**EXERCISE DIRECTIONS:** Repeat each record below exactly, omitting whatever pictures appear in it.

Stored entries
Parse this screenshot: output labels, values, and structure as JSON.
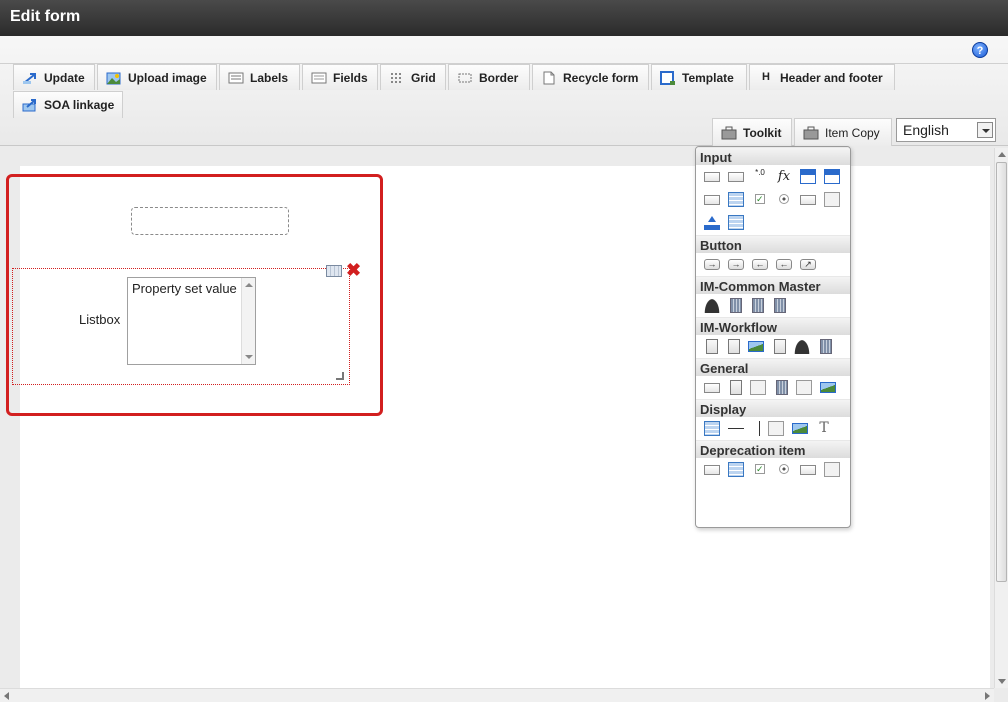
{
  "window": {
    "title": "Edit form"
  },
  "help": {
    "glyph": "?"
  },
  "toolbar": {
    "buttons": [
      {
        "label": "Update",
        "icon": "update-icon"
      },
      {
        "label": "Upload image",
        "icon": "upload-image-icon"
      },
      {
        "label": "Labels",
        "icon": "labels-icon"
      },
      {
        "label": "Fields",
        "icon": "fields-icon"
      },
      {
        "label": "Grid",
        "icon": "grid-icon"
      },
      {
        "label": "Border",
        "icon": "border-icon"
      },
      {
        "label": "Recycle form",
        "icon": "recycle-form-icon"
      },
      {
        "label": "Template",
        "icon": "template-icon"
      },
      {
        "label": "Header and footer",
        "icon": "header-footer-icon",
        "glyph": "H"
      },
      {
        "label": "SOA linkage",
        "icon": "soa-linkage-icon"
      }
    ],
    "toolkit_label": "Toolkit",
    "item_copy_label": "Item Copy",
    "language": {
      "selected": "English"
    }
  },
  "form": {
    "item": {
      "label": "Listbox",
      "listbox_value": "Property set value"
    },
    "delete_glyph": "✖"
  },
  "palette": {
    "sections": [
      {
        "title": "Input",
        "icons": [
          "text-field-icon",
          "text-area-icon",
          "number-field-icon",
          "formula-icon",
          "calendar-icon",
          "date-range-icon",
          "select-box-icon",
          "listbox-icon",
          "checkbox-icon",
          "radio-button-icon",
          "hidden-field-icon",
          "table-field-icon",
          "file-upload-icon",
          "grid-field-icon"
        ]
      },
      {
        "title": "Button",
        "icons": [
          "submit-button-icon",
          "next-button-icon",
          "back-button-icon",
          "previous-button-icon",
          "forward-button-icon"
        ]
      },
      {
        "title": "IM-Common Master",
        "icons": [
          "user-icon",
          "company-icon",
          "department-icon",
          "organization-icon"
        ]
      },
      {
        "title": "IM-Workflow",
        "icons": [
          "workflow-form-icon",
          "attachment-icon",
          "workflow-image-icon",
          "history-icon",
          "approver-icon",
          "stamp-icon"
        ]
      },
      {
        "title": "General",
        "icons": [
          "dotted-field-icon",
          "document-icon",
          "camera-icon",
          "key-icon",
          "panel-icon",
          "media-icon"
        ]
      },
      {
        "title": "Display",
        "icons": [
          "label-icon",
          "horizontal-line-icon",
          "vertical-line-icon",
          "rectangle-icon",
          "image-icon",
          "text-icon"
        ]
      },
      {
        "title": "Deprecation item",
        "icons": [
          "select-box-icon",
          "listbox-icon",
          "checkbox-icon",
          "radio-button-icon",
          "hidden-field-icon",
          "table-field-icon"
        ]
      }
    ],
    "glyphs": {
      "formula": "fx",
      "number": "*.0",
      "text": "T",
      "check": "✓"
    }
  },
  "colors": {
    "titlebar": "#2b2b2b",
    "highlight": "#d21f1f",
    "accent": "#2a6acb"
  }
}
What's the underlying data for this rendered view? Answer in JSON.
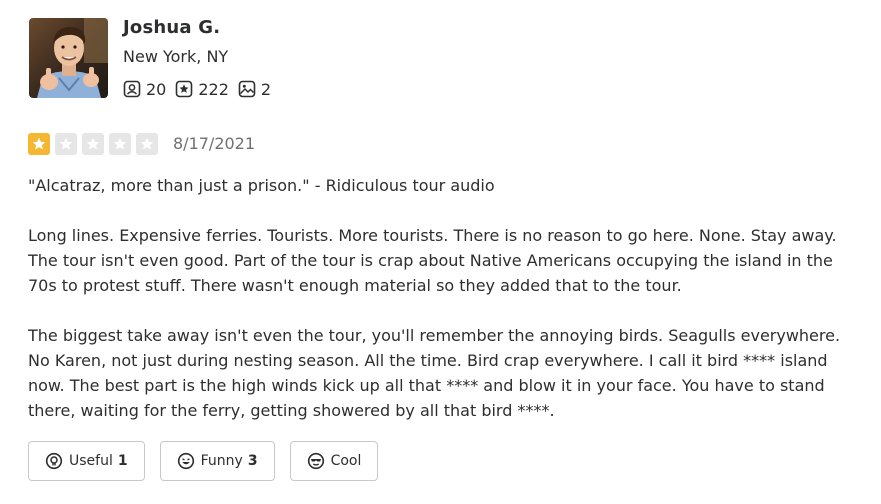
{
  "user": {
    "name": "Joshua G.",
    "location": "New York, NY",
    "stats": {
      "friends": "20",
      "reviews": "222",
      "photos": "2"
    }
  },
  "review": {
    "rating": 1,
    "rating_max": 5,
    "date": "8/17/2021",
    "paragraphs": [
      "\"Alcatraz, more than just a prison.\" - Ridiculous tour audio",
      "Long lines. Expensive ferries. Tourists. More tourists. There is no reason to go here. None. Stay away. The tour isn't even good. Part of the tour is crap about Native Americans occupying the island in the 70s to protest stuff. There wasn't enough material so they added that to the tour.",
      "The biggest take away isn't even the tour, you'll remember the annoying birds. Seagulls everywhere. No Karen, not just during nesting season. All the time. Bird crap everywhere. I call it bird **** island now. The best part is the high winds kick up all that **** and blow it in your face. You have to stand there, waiting for the ferry, getting showered by all that bird ****."
    ]
  },
  "reactions": {
    "useful": {
      "label": "Useful",
      "count": "1"
    },
    "funny": {
      "label": "Funny",
      "count": "3"
    },
    "cool": {
      "label": "Cool",
      "count": ""
    }
  },
  "colors": {
    "star_filled": "#f5b731",
    "star_empty": "#e6e6e6",
    "text": "#2d2e2f",
    "muted": "#6e7072",
    "border": "#c8c9ca"
  }
}
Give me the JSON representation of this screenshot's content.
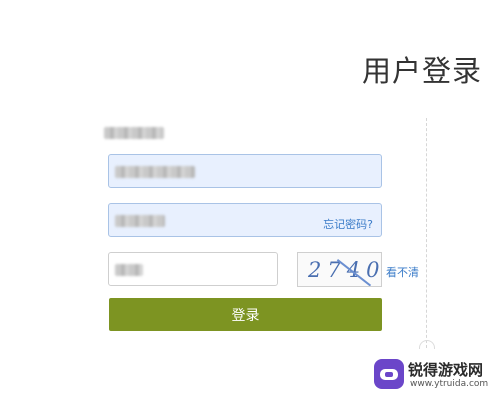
{
  "header": {
    "title": "用户登录"
  },
  "form": {
    "username": {
      "value": ""
    },
    "password": {
      "value": ""
    },
    "forgot_label": "忘记密码?",
    "captcha": {
      "value": "",
      "image_text": "2740",
      "refresh_label": "看不清"
    },
    "login_label": "登录"
  },
  "watermark": {
    "name": "锐得游戏网",
    "url": "www.ytruida.com"
  },
  "colors": {
    "login_button": "#7d9422",
    "filled_field": "#e8f0fe",
    "link": "#3a7bc8"
  }
}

**TASK ANSWER:**
Parse this screenshot: output labels, values, and structure as JSON.
{
  "window": {
    "title": "Edit form"
  },
  "help": {
    "glyph": "?"
  },
  "toolbar": {
    "buttons": [
      {
        "label": "Update",
        "icon": "update-icon"
      },
      {
        "label": "Upload image",
        "icon": "upload-image-icon"
      },
      {
        "label": "Labels",
        "icon": "labels-icon"
      },
      {
        "label": "Fields",
        "icon": "fields-icon"
      },
      {
        "label": "Grid",
        "icon": "grid-icon"
      },
      {
        "label": "Border",
        "icon": "border-icon"
      },
      {
        "label": "Recycle form",
        "icon": "recycle-form-icon"
      },
      {
        "label": "Template",
        "icon": "template-icon"
      },
      {
        "label": "Header and footer",
        "icon": "header-footer-icon",
        "glyph": "H"
      },
      {
        "label": "SOA linkage",
        "icon": "soa-linkage-icon"
      }
    ],
    "toolkit_label": "Toolkit",
    "item_copy_label": "Item Copy",
    "language": {
      "selected": "English"
    }
  },
  "form": {
    "item": {
      "label": "Listbox",
      "listbox_value": "Property set value"
    },
    "delete_glyph": "✖"
  },
  "palette": {
    "sections": [
      {
        "title": "Input",
        "icons": [
          "text-field-icon",
          "text-area-icon",
          "number-field-icon",
          "formula-icon",
          "calendar-icon",
          "date-range-icon",
          "select-box-icon",
          "listbox-icon",
          "checkbox-icon",
          "radio-button-icon",
          "hidden-field-icon",
          "table-field-icon",
          "file-upload-icon",
          "grid-field-icon"
        ]
      },
      {
        "title": "Button",
        "icons": [
          "submit-button-icon",
          "next-button-icon",
          "back-button-icon",
          "previous-button-icon",
          "forward-button-icon"
        ]
      },
      {
        "title": "IM-Common Master",
        "icons": [
          "user-icon",
          "company-icon",
          "department-icon",
          "organization-icon"
        ]
      },
      {
        "title": "IM-Workflow",
        "icons": [
          "workflow-form-icon",
          "attachment-icon",
          "workflow-image-icon",
          "history-icon",
          "approver-icon",
          "stamp-icon"
        ]
      },
      {
        "title": "General",
        "icons": [
          "dotted-field-icon",
          "document-icon",
          "camera-icon",
          "key-icon",
          "panel-icon",
          "media-icon"
        ]
      },
      {
        "title": "Display",
        "icons": [
          "label-icon",
          "horizontal-line-icon",
          "vertical-line-icon",
          "rectangle-icon",
          "image-icon",
          "text-icon"
        ]
      },
      {
        "title": "Deprecation item",
        "icons": [
          "select-box-icon",
          "listbox-icon",
          "checkbox-icon",
          "radio-button-icon",
          "hidden-field-icon",
          "table-field-icon"
        ]
      }
    ],
    "glyphs": {
      "formula": "fx",
      "number": "*.0",
      "text": "T",
      "check": "✓"
    }
  },
  "colors": {
    "titlebar": "#2b2b2b",
    "highlight": "#d21f1f",
    "accent": "#2a6acb"
  }
}
What's the underlying data for this rendered view? Answer in JSON.
{
  "user": {
    "name": "Joshua G.",
    "location": "New York, NY",
    "stats": {
      "friends": "20",
      "reviews": "222",
      "photos": "2"
    }
  },
  "review": {
    "rating": 1,
    "rating_max": 5,
    "date": "8/17/2021",
    "paragraphs": [
      "\"Alcatraz, more than just a prison.\" - Ridiculous tour audio",
      "Long lines. Expensive ferries. Tourists. More tourists. There is no reason to go here. None. Stay away. The tour isn't even good. Part of the tour is crap about Native Americans occupying the island in the 70s to protest stuff. There wasn't enough material so they added that to the tour.",
      "The biggest take away isn't even the tour, you'll remember the annoying birds. Seagulls everywhere. No Karen, not just during nesting season. All the time. Bird crap everywhere. I call it bird **** island now. The best part is the high winds kick up all that **** and blow it in your face. You have to stand there, waiting for the ferry, getting showered by all that bird ****."
    ]
  },
  "reactions": {
    "useful": {
      "label": "Useful",
      "count": "1"
    },
    "funny": {
      "label": "Funny",
      "count": "3"
    },
    "cool": {
      "label": "Cool",
      "count": ""
    }
  },
  "colors": {
    "star_filled": "#f5b731",
    "star_empty": "#e6e6e6",
    "text": "#2d2e2f",
    "muted": "#6e7072",
    "border": "#c8c9ca"
  }
}
Give me the JSON representation of this screenshot's content.
{
  "header": {
    "title": "用户登录"
  },
  "form": {
    "username": {
      "value": ""
    },
    "password": {
      "value": ""
    },
    "forgot_label": "忘记密码?",
    "captcha": {
      "value": "",
      "image_text": "2740",
      "refresh_label": "看不清"
    },
    "login_label": "登录"
  },
  "watermark": {
    "name": "锐得游戏网",
    "url": "www.ytruida.com"
  },
  "colors": {
    "login_button": "#7d9422",
    "filled_field": "#e8f0fe",
    "link": "#3a7bc8"
  }
}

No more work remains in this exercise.